TO DO —
All lines holding the word "icon" should be located in the records and copied.

::::::::

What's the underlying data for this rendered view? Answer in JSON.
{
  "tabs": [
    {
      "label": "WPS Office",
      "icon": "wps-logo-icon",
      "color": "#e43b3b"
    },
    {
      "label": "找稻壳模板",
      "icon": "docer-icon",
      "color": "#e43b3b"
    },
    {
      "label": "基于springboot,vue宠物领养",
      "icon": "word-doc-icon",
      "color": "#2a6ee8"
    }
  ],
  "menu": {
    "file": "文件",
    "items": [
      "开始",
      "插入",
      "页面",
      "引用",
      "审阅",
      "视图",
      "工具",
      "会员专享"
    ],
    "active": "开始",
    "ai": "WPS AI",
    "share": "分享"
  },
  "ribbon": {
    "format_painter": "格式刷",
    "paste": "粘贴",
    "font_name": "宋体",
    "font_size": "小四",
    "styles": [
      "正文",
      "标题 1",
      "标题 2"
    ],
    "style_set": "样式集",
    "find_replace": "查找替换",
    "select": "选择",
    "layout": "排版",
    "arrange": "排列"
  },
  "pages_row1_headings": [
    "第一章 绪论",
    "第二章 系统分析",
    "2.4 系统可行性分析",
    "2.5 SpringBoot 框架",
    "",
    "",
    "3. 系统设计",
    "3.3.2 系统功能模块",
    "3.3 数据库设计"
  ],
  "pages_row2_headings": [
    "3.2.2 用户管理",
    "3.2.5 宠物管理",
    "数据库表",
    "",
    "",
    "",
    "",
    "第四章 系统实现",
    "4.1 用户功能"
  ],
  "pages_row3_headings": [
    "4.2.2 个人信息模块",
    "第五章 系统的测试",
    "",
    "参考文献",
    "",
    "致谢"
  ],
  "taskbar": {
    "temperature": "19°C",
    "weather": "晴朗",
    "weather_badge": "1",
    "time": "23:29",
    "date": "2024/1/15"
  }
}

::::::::

OUTPUT FOR THIS EXERCISE —
      "icon": "wps-logo-icon",
      "icon": "docer-icon",
      "icon": "word-doc-icon",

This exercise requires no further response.